Green, Drs Elmer and Alyce – Experiments - With Mr Karabanda’s son, the numerical genius who turned out to be a savant
Type of Spiritual Experience
A description of the experience
Beyond Biofeedback – Drs Elmer and Alyce Green
The first opportunity to test the psychophysiology lab was with a fifteen-year-old "numerical wizard" in Kanpur.
We went with Swami Rama to the home of Mr. Karabanda, the municipal tax collector at Kanpur. Mr. Karabanda said we would not be able to forget his name because it meant "true man," the name of one of our presidents, but we have found it easier to remember Truman than Karabanda.

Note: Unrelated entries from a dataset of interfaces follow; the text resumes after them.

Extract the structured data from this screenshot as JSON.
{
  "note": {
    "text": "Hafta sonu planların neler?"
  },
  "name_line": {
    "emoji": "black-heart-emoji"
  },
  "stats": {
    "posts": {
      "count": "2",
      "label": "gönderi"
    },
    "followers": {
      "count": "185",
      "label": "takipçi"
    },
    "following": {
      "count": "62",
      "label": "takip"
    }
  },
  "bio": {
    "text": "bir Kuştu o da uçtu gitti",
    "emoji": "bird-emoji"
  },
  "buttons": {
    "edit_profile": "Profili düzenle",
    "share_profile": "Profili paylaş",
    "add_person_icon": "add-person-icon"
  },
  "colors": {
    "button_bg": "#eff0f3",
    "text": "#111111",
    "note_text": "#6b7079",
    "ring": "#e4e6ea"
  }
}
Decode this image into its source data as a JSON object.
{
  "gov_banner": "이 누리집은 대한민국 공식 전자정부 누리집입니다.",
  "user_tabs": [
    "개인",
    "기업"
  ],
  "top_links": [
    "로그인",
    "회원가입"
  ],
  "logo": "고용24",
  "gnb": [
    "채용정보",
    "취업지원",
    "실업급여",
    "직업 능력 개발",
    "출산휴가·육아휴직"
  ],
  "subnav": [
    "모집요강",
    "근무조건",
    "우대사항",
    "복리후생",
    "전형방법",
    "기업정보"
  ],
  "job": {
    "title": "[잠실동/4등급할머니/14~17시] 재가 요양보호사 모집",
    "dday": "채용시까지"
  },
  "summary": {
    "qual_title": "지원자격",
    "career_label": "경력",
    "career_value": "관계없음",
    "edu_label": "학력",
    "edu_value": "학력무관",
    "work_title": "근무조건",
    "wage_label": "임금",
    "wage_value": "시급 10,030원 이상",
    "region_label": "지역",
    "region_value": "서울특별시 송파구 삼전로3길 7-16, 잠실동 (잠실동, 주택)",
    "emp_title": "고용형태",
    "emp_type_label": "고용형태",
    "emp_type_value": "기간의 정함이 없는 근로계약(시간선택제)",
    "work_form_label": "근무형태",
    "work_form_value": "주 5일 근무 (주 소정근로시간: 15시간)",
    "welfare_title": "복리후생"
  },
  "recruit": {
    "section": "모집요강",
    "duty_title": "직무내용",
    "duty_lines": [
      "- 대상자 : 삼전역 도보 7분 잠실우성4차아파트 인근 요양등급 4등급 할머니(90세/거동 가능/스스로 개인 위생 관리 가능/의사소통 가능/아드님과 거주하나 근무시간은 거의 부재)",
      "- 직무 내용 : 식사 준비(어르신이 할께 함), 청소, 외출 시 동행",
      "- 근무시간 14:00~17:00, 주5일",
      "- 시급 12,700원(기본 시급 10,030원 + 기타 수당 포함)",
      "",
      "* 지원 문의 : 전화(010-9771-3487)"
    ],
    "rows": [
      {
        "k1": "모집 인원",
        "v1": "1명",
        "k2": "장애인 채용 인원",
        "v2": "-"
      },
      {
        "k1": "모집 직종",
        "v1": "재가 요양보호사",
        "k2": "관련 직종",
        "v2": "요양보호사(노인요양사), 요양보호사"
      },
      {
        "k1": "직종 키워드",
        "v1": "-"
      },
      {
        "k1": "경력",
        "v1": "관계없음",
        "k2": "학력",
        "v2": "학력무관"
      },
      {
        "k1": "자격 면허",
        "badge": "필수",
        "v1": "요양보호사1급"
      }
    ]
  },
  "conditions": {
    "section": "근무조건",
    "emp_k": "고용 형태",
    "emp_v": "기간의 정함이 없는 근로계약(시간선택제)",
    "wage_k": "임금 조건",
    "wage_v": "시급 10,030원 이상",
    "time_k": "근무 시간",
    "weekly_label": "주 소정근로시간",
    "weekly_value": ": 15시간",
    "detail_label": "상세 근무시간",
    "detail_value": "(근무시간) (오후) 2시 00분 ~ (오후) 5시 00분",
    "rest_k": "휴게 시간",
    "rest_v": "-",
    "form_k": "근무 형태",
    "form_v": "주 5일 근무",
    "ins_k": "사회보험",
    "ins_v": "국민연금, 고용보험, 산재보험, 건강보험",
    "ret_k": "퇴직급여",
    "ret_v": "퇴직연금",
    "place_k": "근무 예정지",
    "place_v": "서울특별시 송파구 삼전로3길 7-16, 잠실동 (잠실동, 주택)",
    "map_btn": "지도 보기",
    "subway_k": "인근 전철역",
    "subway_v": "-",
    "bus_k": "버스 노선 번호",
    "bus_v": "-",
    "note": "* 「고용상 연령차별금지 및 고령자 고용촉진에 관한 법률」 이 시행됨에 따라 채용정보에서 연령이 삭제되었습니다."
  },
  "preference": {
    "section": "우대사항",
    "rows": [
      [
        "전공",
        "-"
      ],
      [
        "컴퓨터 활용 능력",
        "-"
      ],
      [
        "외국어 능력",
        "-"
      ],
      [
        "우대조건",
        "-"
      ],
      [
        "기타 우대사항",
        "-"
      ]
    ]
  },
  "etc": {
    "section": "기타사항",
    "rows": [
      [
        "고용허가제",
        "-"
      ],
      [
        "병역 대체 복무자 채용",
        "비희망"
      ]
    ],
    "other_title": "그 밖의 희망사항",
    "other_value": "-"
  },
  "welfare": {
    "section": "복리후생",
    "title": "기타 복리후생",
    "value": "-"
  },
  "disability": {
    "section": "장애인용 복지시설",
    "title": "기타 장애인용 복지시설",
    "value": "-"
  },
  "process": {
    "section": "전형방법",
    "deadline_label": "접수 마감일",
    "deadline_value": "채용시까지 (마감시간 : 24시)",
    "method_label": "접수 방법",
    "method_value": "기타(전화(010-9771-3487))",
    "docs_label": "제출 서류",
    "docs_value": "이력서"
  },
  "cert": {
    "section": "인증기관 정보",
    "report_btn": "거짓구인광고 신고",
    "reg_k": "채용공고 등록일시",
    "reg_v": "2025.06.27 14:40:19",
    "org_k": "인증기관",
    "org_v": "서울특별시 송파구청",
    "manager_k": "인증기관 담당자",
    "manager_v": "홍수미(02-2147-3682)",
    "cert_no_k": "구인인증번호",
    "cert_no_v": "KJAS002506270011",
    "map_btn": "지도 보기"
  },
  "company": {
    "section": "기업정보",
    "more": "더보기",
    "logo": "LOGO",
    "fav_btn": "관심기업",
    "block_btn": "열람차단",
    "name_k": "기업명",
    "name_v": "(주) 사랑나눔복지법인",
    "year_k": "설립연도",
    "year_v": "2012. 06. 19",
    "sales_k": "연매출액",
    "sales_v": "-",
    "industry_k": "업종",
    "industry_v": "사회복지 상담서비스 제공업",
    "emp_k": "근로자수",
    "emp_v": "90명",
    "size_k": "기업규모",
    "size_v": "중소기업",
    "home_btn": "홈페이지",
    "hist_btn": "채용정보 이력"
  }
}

The numerical genius turned out to be an "idiot savant," who had apparently suffered brain damage at birth which subsequently interfered with normal cortical development. He was happy, cooperative, and seemed to have the general mental characteristics of a six-year-old boy, though in equanimity and poise he seemed more like a twenty-year-old.
The demonstration took place in a secluded garden. A rug was spread out on the grass and the boy sat on it, cross-legged. Swami Rama asked questions, and Mr. Karabanda checked the answers.
Questions consisted not of arithmetic problems in this particular case, but of naming the days of the week in the preceding few years associated with specific dates, such as what day of the week was January 11, 1969. This boy was famous in Kanpur, and we could see why. He named the day correctly in six out of seven trials. While resting, his heart rate, as shown by the cardiotachometer, averaged about eighty beats per minute. When asked a question he would close his eyes and his heart rate would go up to about 120 beats per minute and stay there until he said the day of the week, at which it abruptly dropped.
Idiot savants, throughout history, have been studied at length. Perhaps in these cases intuitive knowledge comes readily to consciousness because the cortical faculty of rational discursive thinking, which seems to inhibit intuitional thinking, is non-functional. At unconscious levels we seem to know things that are blocked from consciousness.
When they come, or try to come, to consciousness our rational faculty questions, dissects, analyzes, and often destroys.
The rational faculty introduces doubt and in the welter of psychological noise, intuition is often overcome or discredited. For psychic intuition to work effectively, the rational mind must be held quiet for a time, it seems. Here again we see a difference between psychics and scientists and can understand why it is so difficult for each to understand the other, even when they try sincerely.